Find the lines below that include the word "explorer" and report how many there are, with no other text.

## [GIVEN DATA]
-*-*-
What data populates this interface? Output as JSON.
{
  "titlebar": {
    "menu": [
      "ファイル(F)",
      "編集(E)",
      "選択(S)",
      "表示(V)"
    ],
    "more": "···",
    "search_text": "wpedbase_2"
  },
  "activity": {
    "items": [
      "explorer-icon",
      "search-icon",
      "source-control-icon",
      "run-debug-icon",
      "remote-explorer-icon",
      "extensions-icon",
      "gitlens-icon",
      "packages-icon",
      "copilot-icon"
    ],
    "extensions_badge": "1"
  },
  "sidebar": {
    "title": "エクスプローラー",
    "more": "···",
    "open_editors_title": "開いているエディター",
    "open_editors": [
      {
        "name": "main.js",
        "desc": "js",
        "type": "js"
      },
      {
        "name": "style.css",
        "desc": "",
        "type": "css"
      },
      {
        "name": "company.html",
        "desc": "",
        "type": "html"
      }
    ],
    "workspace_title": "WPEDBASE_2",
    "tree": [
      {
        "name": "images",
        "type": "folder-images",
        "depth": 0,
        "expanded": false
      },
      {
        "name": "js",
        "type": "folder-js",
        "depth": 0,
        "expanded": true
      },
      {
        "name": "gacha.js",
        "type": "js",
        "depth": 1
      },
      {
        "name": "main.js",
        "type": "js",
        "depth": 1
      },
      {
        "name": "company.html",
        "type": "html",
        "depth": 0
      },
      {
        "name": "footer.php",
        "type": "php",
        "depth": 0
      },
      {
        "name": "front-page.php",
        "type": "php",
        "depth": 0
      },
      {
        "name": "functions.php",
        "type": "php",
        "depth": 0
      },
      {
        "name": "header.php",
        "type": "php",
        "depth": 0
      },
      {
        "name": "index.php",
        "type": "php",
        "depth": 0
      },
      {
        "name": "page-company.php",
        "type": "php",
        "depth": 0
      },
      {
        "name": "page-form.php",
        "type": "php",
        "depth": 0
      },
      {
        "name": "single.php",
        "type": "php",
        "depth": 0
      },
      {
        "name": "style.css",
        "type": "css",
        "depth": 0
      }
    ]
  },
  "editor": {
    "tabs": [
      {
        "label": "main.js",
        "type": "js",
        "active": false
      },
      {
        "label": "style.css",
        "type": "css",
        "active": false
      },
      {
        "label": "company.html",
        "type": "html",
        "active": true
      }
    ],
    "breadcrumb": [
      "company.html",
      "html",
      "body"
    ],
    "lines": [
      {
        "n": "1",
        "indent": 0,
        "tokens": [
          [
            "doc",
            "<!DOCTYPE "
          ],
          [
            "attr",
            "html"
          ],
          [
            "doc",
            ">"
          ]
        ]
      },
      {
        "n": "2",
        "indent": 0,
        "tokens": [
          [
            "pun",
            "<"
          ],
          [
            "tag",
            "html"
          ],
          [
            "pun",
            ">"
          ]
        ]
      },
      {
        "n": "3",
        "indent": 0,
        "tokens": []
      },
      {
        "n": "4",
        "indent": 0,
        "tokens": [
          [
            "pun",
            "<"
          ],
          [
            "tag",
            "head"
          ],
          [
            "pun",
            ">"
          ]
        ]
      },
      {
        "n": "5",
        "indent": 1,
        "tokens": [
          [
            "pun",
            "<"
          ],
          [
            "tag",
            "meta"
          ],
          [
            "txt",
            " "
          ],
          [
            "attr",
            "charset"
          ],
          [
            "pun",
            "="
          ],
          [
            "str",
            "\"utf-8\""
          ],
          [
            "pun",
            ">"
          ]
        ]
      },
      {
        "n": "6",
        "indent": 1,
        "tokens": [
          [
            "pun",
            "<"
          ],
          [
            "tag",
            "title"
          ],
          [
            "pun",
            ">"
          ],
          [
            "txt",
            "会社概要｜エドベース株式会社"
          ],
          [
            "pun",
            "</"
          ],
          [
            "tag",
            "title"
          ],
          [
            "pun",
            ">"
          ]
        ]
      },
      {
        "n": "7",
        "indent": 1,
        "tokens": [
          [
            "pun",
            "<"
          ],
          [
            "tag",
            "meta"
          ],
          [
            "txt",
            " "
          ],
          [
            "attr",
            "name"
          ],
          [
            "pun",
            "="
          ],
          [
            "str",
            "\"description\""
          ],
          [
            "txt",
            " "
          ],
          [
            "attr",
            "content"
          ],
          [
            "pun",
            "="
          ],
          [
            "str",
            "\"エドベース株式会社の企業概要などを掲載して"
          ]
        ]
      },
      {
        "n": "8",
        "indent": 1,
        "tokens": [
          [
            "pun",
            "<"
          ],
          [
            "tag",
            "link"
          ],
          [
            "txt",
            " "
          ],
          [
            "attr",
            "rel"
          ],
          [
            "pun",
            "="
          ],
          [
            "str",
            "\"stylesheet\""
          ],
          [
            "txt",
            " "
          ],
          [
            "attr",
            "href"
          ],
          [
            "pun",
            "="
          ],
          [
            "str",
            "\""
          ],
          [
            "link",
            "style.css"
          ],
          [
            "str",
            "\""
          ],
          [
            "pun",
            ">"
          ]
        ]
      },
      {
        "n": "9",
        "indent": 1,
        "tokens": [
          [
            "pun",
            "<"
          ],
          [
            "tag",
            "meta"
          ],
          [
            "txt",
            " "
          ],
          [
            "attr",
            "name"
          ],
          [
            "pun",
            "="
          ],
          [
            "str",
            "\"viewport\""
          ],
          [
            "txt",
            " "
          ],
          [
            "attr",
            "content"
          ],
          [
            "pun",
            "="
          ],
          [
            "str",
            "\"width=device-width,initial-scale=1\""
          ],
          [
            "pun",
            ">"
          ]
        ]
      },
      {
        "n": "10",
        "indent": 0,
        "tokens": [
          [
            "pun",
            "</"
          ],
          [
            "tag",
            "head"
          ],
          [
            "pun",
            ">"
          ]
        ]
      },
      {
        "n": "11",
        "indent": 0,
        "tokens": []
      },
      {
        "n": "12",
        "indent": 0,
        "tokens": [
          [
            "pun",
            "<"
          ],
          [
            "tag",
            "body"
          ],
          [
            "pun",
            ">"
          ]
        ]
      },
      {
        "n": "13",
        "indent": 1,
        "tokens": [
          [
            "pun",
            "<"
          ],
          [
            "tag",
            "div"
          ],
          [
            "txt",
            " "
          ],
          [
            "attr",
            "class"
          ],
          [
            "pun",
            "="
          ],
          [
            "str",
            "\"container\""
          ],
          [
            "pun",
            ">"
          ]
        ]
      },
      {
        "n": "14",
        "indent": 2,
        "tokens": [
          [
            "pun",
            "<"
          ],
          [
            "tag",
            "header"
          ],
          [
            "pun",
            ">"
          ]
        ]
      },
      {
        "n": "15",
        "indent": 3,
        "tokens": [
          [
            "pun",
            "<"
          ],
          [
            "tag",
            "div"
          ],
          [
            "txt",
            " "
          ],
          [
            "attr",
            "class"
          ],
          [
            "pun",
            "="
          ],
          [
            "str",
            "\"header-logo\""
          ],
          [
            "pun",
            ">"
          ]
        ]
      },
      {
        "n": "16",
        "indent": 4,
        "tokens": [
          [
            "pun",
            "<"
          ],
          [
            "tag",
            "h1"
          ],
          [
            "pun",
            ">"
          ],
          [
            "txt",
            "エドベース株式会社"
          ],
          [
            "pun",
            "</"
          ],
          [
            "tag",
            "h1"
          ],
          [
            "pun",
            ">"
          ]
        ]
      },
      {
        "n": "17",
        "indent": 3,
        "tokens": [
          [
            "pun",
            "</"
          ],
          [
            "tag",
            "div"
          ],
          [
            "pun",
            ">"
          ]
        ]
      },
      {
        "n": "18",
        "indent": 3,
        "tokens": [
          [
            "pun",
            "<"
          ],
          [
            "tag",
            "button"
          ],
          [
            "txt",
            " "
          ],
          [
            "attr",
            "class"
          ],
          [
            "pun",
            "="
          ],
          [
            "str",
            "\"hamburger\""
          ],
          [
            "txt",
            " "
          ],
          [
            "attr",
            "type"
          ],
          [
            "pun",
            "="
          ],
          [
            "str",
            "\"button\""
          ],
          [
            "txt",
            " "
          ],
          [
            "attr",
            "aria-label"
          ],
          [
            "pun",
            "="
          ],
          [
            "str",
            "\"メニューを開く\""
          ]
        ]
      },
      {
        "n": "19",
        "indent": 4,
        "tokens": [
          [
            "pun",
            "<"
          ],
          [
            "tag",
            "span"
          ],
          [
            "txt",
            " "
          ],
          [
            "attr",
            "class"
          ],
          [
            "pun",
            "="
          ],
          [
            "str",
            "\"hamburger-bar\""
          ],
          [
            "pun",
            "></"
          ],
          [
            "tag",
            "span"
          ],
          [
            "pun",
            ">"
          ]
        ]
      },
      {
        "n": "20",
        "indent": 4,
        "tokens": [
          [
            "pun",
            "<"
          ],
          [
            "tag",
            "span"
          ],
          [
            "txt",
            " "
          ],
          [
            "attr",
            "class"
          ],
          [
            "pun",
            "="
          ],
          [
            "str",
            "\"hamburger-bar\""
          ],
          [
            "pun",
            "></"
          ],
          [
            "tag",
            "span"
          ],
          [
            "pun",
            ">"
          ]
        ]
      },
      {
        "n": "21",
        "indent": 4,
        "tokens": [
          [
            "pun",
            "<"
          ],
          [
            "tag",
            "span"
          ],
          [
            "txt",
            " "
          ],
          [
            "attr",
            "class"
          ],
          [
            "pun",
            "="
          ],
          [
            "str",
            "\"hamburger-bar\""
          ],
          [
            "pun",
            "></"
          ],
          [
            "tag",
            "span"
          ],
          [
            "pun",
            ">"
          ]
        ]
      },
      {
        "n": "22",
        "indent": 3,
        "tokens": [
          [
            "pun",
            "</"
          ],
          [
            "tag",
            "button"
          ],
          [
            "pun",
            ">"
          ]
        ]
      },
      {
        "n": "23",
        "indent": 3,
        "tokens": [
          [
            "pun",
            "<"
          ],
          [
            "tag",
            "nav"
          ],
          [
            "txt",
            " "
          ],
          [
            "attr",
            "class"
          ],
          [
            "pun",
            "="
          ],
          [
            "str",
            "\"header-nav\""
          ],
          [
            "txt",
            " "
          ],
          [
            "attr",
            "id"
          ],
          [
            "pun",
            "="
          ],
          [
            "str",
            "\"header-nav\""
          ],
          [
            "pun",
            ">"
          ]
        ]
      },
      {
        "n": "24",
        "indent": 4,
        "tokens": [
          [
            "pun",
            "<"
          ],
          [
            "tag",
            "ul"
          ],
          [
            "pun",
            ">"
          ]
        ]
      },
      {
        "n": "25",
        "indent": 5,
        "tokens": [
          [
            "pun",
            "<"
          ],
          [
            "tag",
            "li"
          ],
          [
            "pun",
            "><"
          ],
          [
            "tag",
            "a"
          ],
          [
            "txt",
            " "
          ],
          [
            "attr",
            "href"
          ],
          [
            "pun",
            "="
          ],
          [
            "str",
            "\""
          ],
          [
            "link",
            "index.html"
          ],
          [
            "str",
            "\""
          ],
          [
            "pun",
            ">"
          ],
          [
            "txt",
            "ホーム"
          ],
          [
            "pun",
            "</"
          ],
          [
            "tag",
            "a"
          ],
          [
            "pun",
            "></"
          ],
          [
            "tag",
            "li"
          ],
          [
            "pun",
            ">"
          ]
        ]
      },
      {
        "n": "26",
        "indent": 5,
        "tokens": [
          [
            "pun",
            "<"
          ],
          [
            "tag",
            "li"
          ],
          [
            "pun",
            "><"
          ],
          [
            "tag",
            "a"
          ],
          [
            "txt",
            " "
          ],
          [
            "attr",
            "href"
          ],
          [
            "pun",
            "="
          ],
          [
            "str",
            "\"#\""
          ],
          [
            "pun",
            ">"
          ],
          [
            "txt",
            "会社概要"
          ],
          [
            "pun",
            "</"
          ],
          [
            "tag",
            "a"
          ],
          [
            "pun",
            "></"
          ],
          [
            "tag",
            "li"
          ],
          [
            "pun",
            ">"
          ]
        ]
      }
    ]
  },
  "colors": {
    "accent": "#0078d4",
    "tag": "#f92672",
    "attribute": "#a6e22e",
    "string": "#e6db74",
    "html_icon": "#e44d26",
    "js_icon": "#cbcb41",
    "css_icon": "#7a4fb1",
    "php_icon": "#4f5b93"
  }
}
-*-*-
## [RESPONSE BELOW]
2